[REQUIRED ACTION]
Find the word "Expenditures" in the records below. List each line containing it.

[STORED DATA]
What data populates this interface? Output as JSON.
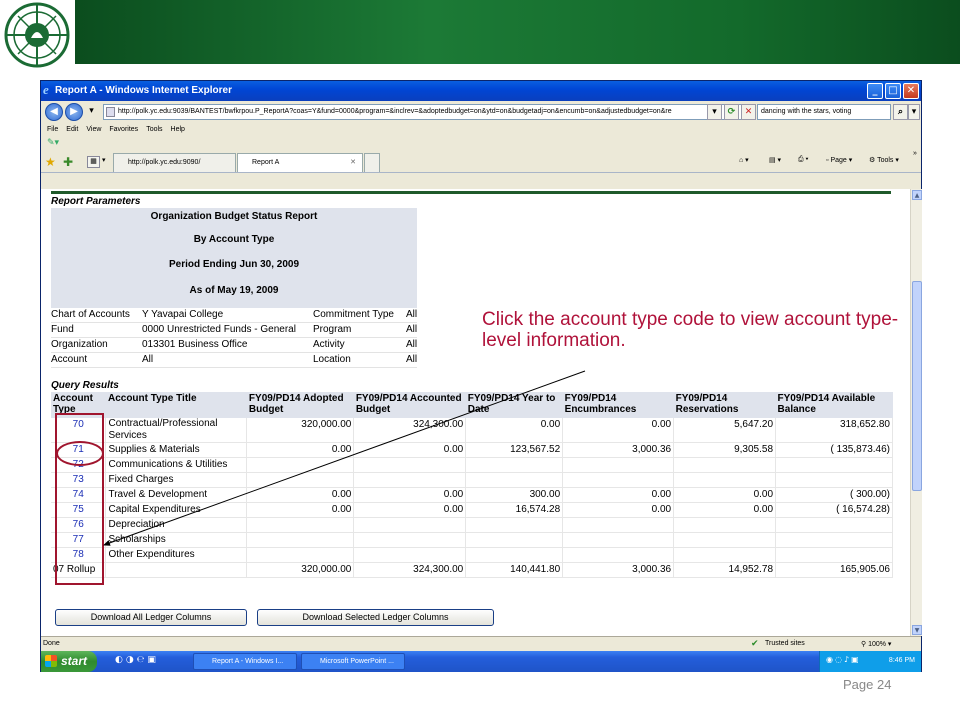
{
  "window": {
    "title": "Report A - Windows Internet Explorer",
    "address": "http://polk.yc.edu:9039/BANTEST/bwfkrpou.P_ReportA?coas=Y&fund=0000&program=&inclrev=&adoptedbudget=on&ytd=on&budgetadj=on&encumb=on&adjustedbudget=on&re",
    "search_value": "dancing with the stars, voting",
    "menu": [
      "File",
      "Edit",
      "View",
      "Favorites",
      "Tools",
      "Help"
    ],
    "tabs": [
      "http://polk.yc.edu:9090/",
      "Report A"
    ],
    "command_bar": {
      "page": "Page",
      "tools": "Tools"
    }
  },
  "report": {
    "params_title": "Report Parameters",
    "header_lines": [
      "Organization Budget Status Report",
      "By Account Type",
      "Period Ending Jun 30, 2009",
      "As of May 19, 2009"
    ],
    "params": [
      {
        "label": "Chart of Accounts",
        "value": "Y Yavapai College",
        "label2": "Commitment Type",
        "value2": "All"
      },
      {
        "label": "Fund",
        "value": "0000 Unrestricted Funds - General",
        "label2": "Program",
        "value2": "All"
      },
      {
        "label": "Organization",
        "value": "013301 Business Office",
        "label2": "Activity",
        "value2": "All"
      },
      {
        "label": "Account",
        "value": "All",
        "label2": "Location",
        "value2": "All"
      }
    ],
    "results_title": "Query Results",
    "columns": [
      "Account Type",
      "Account Type Title",
      "FY09/PD14 Adopted Budget",
      "FY09/PD14 Accounted Budget",
      "FY09/PD14 Year to Date",
      "FY09/PD14 Encumbrances",
      "FY09/PD14 Reservations",
      "FY09/PD14 Available Balance"
    ],
    "rows": [
      [
        "70",
        "Contractual/Professional Services",
        "320,000.00",
        "324,300.00",
        "0.00",
        "0.00",
        "5,647.20",
        "318,652.80"
      ],
      [
        "71",
        "Supplies & Materials",
        "0.00",
        "0.00",
        "123,567.52",
        "3,000.36",
        "9,305.58",
        "( 135,873.46)"
      ],
      [
        "72",
        "Communications & Utilities",
        "",
        "",
        "",
        "",
        "",
        ""
      ],
      [
        "73",
        "Fixed Charges",
        "",
        "",
        "",
        "",
        "",
        ""
      ],
      [
        "74",
        "Travel & Development",
        "0.00",
        "0.00",
        "300.00",
        "0.00",
        "0.00",
        "( 300.00)"
      ],
      [
        "75",
        "Capital Expenditures",
        "0.00",
        "0.00",
        "16,574.28",
        "0.00",
        "0.00",
        "( 16,574.28)"
      ],
      [
        "76",
        "Depreciation",
        "",
        "",
        "",
        "",
        "",
        ""
      ],
      [
        "77",
        "Scholarships",
        "",
        "",
        "",
        "",
        "",
        ""
      ],
      [
        "78",
        "Other Expenditures",
        "",
        "",
        "",
        "",
        "",
        ""
      ],
      [
        "07 Rollup",
        "",
        "320,000.00",
        "324,300.00",
        "140,441.80",
        "3,000.36",
        "14,952.78",
        "165,905.06"
      ]
    ],
    "download_all": "Download All Ledger Columns",
    "download_selected": "Download Selected Ledger Columns"
  },
  "status": {
    "left": "Done",
    "zone": "Trusted sites",
    "zoom": "100%"
  },
  "taskbar": {
    "start": "start",
    "tasks": [
      "Report A - Windows I...",
      "Microsoft PowerPoint ..."
    ],
    "time": "8:46 PM"
  },
  "callout": "Click the account type code to view account type-level information.",
  "page_number": "Page 24",
  "colors": {
    "banner": "#136a2b",
    "callout": "#b0123a",
    "highlight": "#a0152e"
  }
}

[TASK RESPONSE]
        "Capital Expenditures",
        "Other Expenditures",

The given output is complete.